The approximately 200 villages that intentionally double as Hezbollah’s military bases in South Lebanon will be heavily damaged. Parts of Syria will likely be targeted as well, potentially bringing Assad’s remaining Syrian forces into the fray, as Hezbollah and Iran have significant resources capable of targeting Israel in that country.
Israel will begin any new conflict with the open support of the Trump administration as well as the tacit support of most of the Sunni Arab world, who are eager to see the Iranian-backed Shi'ite crescent weaken and bleed. But it will also have its share of detractors. The United States is more politicized than ever before, which means more will come out against Israel precisely as a result of US President Donald Trump’s support for the Jewish state.
Knee-jerk critics of Israel in Europe and elsewhere can be counted on to undoubtedly condemn the Jewish State regardless of the validity of its fight. Hezbollah is banking on the international community (and media) to jump into the anti-Israel frenzy, willingly and intentionally sacrificing the Lebanese civilian population to do so.
Considering its enemy and their tactics, for Israel to be viewed as the victor—especially by its own domestic population—it will need to do more than it has in previous engagements both in Lebanon and Gaza. It will need not just military success, but the conquering of large swaths of Lebanese territory to create the perception of a clear psychological and strategic victory as well.

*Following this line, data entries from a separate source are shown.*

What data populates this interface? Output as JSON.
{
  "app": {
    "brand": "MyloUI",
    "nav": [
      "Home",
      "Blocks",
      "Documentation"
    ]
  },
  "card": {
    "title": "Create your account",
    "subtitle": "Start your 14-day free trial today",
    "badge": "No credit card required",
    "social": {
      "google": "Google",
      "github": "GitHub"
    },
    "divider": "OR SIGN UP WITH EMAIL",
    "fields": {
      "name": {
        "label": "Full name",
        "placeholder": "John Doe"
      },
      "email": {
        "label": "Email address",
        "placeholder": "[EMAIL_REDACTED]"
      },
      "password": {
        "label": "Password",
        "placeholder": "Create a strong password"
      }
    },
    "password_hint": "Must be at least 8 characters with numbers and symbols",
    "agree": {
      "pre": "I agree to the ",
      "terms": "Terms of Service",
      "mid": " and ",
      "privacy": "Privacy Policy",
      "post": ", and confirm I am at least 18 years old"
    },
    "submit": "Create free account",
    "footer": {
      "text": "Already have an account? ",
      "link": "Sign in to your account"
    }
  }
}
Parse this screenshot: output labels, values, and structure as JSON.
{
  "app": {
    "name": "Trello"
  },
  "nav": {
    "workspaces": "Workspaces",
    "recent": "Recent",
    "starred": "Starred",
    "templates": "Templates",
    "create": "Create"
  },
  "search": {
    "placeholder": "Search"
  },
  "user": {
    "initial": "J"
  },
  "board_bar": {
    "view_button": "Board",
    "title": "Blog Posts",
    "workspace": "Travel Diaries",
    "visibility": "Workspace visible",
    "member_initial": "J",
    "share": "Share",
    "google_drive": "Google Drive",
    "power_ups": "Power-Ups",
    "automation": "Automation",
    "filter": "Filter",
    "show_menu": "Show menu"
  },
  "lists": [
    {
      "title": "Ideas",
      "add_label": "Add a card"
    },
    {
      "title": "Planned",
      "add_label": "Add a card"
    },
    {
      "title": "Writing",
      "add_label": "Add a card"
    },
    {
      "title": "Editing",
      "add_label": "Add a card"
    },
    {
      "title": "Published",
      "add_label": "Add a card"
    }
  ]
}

Unlike the Second Lebanon War, this means Israel must go as far north as possible while ensuring it can control the supply lines to sustain it. The IDF need not get bogged down trying to take the individual southern Lebanese villages rife with entrenched and prepared Hezbollah resistance. It must follow the blitzkrieg strategy that it employed so successfully in 1967.
Preemption is also key to success, and something not easy for any democratic state to employ. Israel will need to create a casus belli to commence a war; something that should not be difficult to find. Prime Minister Benjamin Netanyahu has been traditionally weary of war, but his current political troubles make him perhaps more amenable to fighting an inevitable conflict on Israel’s best terms.
Only preemption will ensure the Jewish state better controls the pace of the war from its onset, while also allowing its air force to destroy more precision guided and heavier munition rockets and missiles before they have a chance to launch. Thanks to the newest Trump administration shake up, between John Bolton and Michael Pompeo, Israel has perhaps its best allies in place for just such a strike.
Israel must also avoid creating unrealistic goals it cannot possibly guarantee, which only feeds into the narrative of its enemies. Claims to destroy Hezbollah “once and for all” sound great, but weaken the Israeli position when all is said and done, and both domestic and international pressures result in Israel calling it quits prior to reaching that incredibly difficult goal. And stating that Hassan Nasrallah and other leaders will be eliminated only matter if they actually take place. Better to remain quiet and take in the credit and praise only once something tangible is achieved.
While both Hezbollah and Israel have declared themselves disinterested in war at this time, in reality the next war will come too soon. When it does, Israel will do well to remember the lessons of 1967 and not just those of 2006.
Dr. Joshua Gleis is president of Gleis Security Consulting, author of “Withdrawing Under Fire: Lessons Learned from Islamist Insurgencies” and co-author of “Hezbollah and Hamas: A Comparative Case Study.”